**What is being asked**:
Each entry, in full: copy it out exactly.
### Task inputs ###
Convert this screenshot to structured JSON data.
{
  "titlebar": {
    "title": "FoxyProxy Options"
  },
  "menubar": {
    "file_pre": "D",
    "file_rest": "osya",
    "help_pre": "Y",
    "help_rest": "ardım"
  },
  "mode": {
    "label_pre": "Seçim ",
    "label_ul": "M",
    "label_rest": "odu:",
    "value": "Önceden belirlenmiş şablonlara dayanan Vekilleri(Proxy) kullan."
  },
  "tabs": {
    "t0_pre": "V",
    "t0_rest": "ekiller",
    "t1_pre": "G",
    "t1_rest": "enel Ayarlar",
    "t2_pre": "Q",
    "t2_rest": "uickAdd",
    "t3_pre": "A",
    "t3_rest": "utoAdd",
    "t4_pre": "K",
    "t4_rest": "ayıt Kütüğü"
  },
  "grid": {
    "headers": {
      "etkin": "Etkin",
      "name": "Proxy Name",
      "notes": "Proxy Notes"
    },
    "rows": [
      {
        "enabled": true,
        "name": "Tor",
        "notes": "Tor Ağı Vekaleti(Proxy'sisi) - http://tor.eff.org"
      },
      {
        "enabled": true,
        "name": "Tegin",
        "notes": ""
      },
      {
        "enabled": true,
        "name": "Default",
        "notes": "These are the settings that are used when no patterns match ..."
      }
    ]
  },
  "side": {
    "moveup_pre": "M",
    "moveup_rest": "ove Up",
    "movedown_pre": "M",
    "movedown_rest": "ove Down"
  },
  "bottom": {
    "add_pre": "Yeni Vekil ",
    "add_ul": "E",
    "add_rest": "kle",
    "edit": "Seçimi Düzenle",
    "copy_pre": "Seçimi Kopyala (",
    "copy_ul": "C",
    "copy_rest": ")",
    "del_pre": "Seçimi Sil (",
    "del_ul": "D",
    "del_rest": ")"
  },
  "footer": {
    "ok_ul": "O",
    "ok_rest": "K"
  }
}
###
**Answer area**:
Convert this screenshot to structured JSON data.
{
  "titlebar": {
    "title": "FoxyProxy Options"
  },
  "menubar": {
    "file_pre": "D",
    "file_rest": "osya",
    "help_pre": "Y",
    "help_rest": "ardım"
  },
  "mode": {
    "label_pre": "Seçim ",
    "label_ul": "M",
    "label_rest": "odu:",
    "value": "Önceden belirlenmiş şablonlara dayanan Vekilleri(Proxy) kullan."
  },
  "tabs": {
    "t0_pre": "V",
    "t0_rest": "ekiller",
    "t1_pre": "G",
    "t1_rest": "enel Ayarlar",
    "t2_pre": "Q",
    "t2_rest": "uickAdd",
    "t3_pre": "A",
    "t3_rest": "utoAdd",
    "t4_pre": "K",
    "t4_rest": "ayıt Kütüğü"
  },
  "grid": {
    "headers": {
      "etkin": "Etkin",
      "name": "Proxy Name",
      "notes": "Proxy Notes"
    },
    "rows": [
      {
        "enabled": true,
        "name": "Tor",
        "notes": "Tor Ağı Vekaleti(Proxy'sisi) - http://tor.eff.org"
      },
      {
        "enabled": true,
        "name": "Tegin",
        "notes": ""
      },
      {
        "enabled": true,
        "name": "Default",
        "notes": "These are the settings that are used when no patterns match ..."
      }
    ]
  },
  "side": {
    "moveup_pre": "M",
    "moveup_rest": "ove Up",
    "movedown_pre": "M",
    "movedown_rest": "ove Down"
  },
  "bottom": {
    "add_pre": "Yeni Vekil ",
    "add_ul": "E",
    "add_rest": "kle",
    "edit": "Seçimi Düzenle",
    "copy_pre": "Seçimi Kopyala (",
    "copy_ul": "C",
    "copy_rest": ")",
    "del_pre": "Seçimi Sil (",
    "del_ul": "D",
    "del_rest": ")"
  },
  "footer": {
    "ok_ul": "O",
    "ok_rest": "K"
  }
}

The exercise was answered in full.